Given the S-500’s advanced networking capabilities, some military analysts have suggested that the Russians might genuinely be able to engage stealth aircraft. Indeed, by networking multiple high-speed long wave radars such as the RLS Voronezh-DM and 1L119 Nebo SVU, it might be possible to generate a weapons quality track on an aircraft such as the F-22 or F-35. Sensor fusion has afforded militaries many capabilities that are greater than the sum of their part. This many be one such case.
Russia’s fearsome new S-500 air and missile defense system has apparently entered production—and is setting new records for missile engagement range.
The next generation weapon is designed to supplement Moscow’s already potent S-400 and replace the A-135 anti-ballistic missile system. Not only does the weapon have unprecedented capability to hit high altitude targets—including ballistic missiles and satellites—at extremely long ranges, there have been some claims—usually from the media—that the system could target stealth aircraft. However, while some analysts believe that might be theoretically possible, there has been nothing to substantiate that claim.

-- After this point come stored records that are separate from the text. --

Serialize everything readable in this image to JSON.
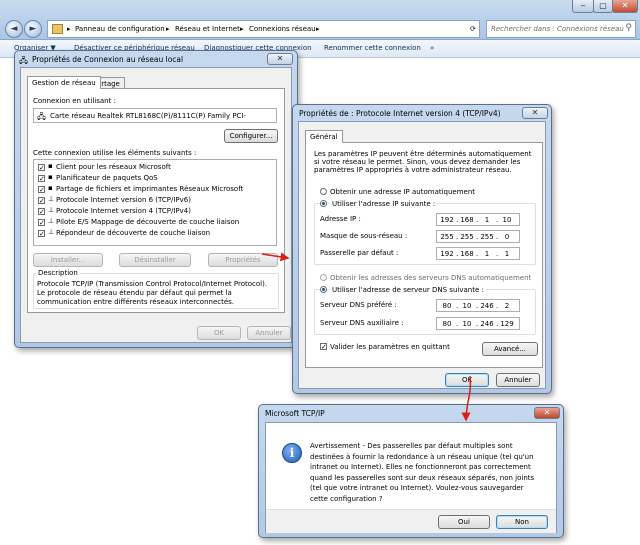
{
  "explorer": {
    "breadcrumb": [
      "Panneau de configuration",
      "Réseau et Internet",
      "Connexions réseau"
    ],
    "search_placeholder": "Rechercher dans : Connexions réseau",
    "commands": [
      "Organiser ▼",
      "Désactiver ce périphérique réseau",
      "Diagnostiquer cette connexion",
      "Renommer cette connexion",
      "»"
    ]
  },
  "lan_dialog": {
    "title": "Propriétés de Connexion au réseau local",
    "tabs": [
      "Gestion de réseau",
      "Partage"
    ],
    "connect_using_label": "Connexion en utilisant :",
    "adapter": "Carte réseau Realtek RTL8168C(P)/8111C(P) Family PCI-",
    "configure_button": "Configurer...",
    "items_label": "Cette connexion utilise les éléments suivants :",
    "items": [
      "Client pour les réseaux Microsoft",
      "Planificateur de paquets QoS",
      "Partage de fichiers et imprimantes Réseaux Microsoft",
      "Protocole Internet version 6 (TCP/IPv6)",
      "Protocole Internet version 4 (TCP/IPv4)",
      "Pilote E/S Mappage de découverte de couche liaison",
      "Répondeur de découverte de couche liaison"
    ],
    "install_button": "Installer...",
    "uninstall_button": "Désinstaller",
    "properties_button": "Propriétés",
    "description_label": "Description",
    "description": "Protocole TCP/IP (Transmission Control Protocol/Internet Protocol). Le protocole de réseau étendu par défaut qui permet la communication entre différents réseaux interconnectés.",
    "ok_button": "OK",
    "cancel_button": "Annuler"
  },
  "ipv4_dialog": {
    "title": "Propriétés de : Protocole Internet version 4 (TCP/IPv4)",
    "tab": "Général",
    "intro": "Les paramètres IP peuvent être déterminés automatiquement si votre réseau le permet. Sinon, vous devez demander les paramètres IP appropriés à votre administrateur réseau.",
    "auto_ip": "Obtenir une adresse IP automatiquement",
    "manual_ip": "Utiliser l'adresse IP suivante :",
    "ip_label": "Adresse IP :",
    "ip": [
      "192",
      "168",
      "1",
      "10"
    ],
    "mask_label": "Masque de sous-réseau :",
    "mask": [
      "255",
      "255",
      "255",
      "0"
    ],
    "gateway_label": "Passerelle par défaut :",
    "gateway": [
      "192",
      "168",
      "1",
      "1"
    ],
    "auto_dns": "Obtenir les adresses des serveurs DNS automatiquement",
    "manual_dns": "Utiliser l'adresse de serveur DNS suivante :",
    "dns1_label": "Serveur DNS préféré :",
    "dns1": [
      "80",
      "10",
      "246",
      "2"
    ],
    "dns2_label": "Serveur DNS auxiliaire :",
    "dns2": [
      "80",
      "10",
      "246",
      "129"
    ],
    "validate_label": "Valider les paramètres en quittant",
    "advanced_button": "Avancé...",
    "ok_button": "OK",
    "cancel_button": "Annuler"
  },
  "alert_dialog": {
    "title": "Microsoft TCP/IP",
    "message": "Avertissement - Des passerelles par défaut multiples sont destinées à fournir la redondance à un réseau unique (tel qu'un intranet ou Internet). Elles ne fonctionneront pas correctement quand les passerelles sont sur deux réseaux séparés, non joints (tel que votre intranet ou Internet). Voulez-vous sauvegarder cette configuration ?",
    "yes_button": "Oui",
    "no_button": "Non"
  },
  "colors": {
    "arrow": "#d6201a",
    "dialog_frame": "#b2c9e6",
    "info_icon": "#1f5fb5"
  }
}
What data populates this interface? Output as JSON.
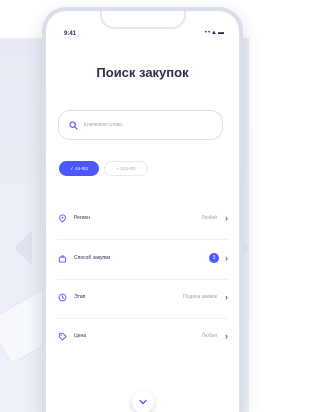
{
  "status": {
    "time": "9:41",
    "icons": "••▲▬"
  },
  "header": {
    "title": "Поиск закупок"
  },
  "search": {
    "placeholder": "Ключевое слово"
  },
  "filters": {
    "chips": [
      {
        "label": "✓ 44-ФЗ",
        "active": true
      },
      {
        "label": "+ 223-ФЗ",
        "active": false
      }
    ]
  },
  "rows": [
    {
      "label": "Регион",
      "value": "Любой",
      "icon": "location-pin-icon"
    },
    {
      "label": "Способ закупки",
      "badge": "3",
      "icon": "shopping-bag-icon"
    },
    {
      "label": "Этап",
      "value": "Подача заявок",
      "icon": "clock-icon"
    },
    {
      "label": "Цена",
      "value": "Любая",
      "icon": "price-tag-icon"
    }
  ],
  "colors": {
    "accent": "#4b58ff",
    "text": "#2b2f45",
    "muted": "#9aa1b3",
    "background": "#e7ebf5"
  }
}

What is definitively known about the S-500 is that it is of very high priority to Russian president Vladimir Putin and that it presented publicly as primarily a high-altitude defense system. “It is necessary to develop and build up technological groundwork in the area of air defense, to continue modernization of Pantsir systems, to finish the development and preparations for mass production of the S-500 newest systems capable of hitting targets at super-high altitudes, including near-the-earth space,” Putin said in May.
While not all aspects of the S-500’s capabilities have been known to have been demonstrated by the West, there is little reason to doubt the capabilities of Russian air defense systems. Indeed, according to U.S. defense sources, Moscow recently conducted a record-breaking test of the S-500 system at ranges that were previously thought to be impossible. According to a CNBC report citing U.S. intelligence officials, “the S-500 surface-to-air missile system successfully struck a target 299 miles away, which the U.S. assessed is 50 miles further than any known test.”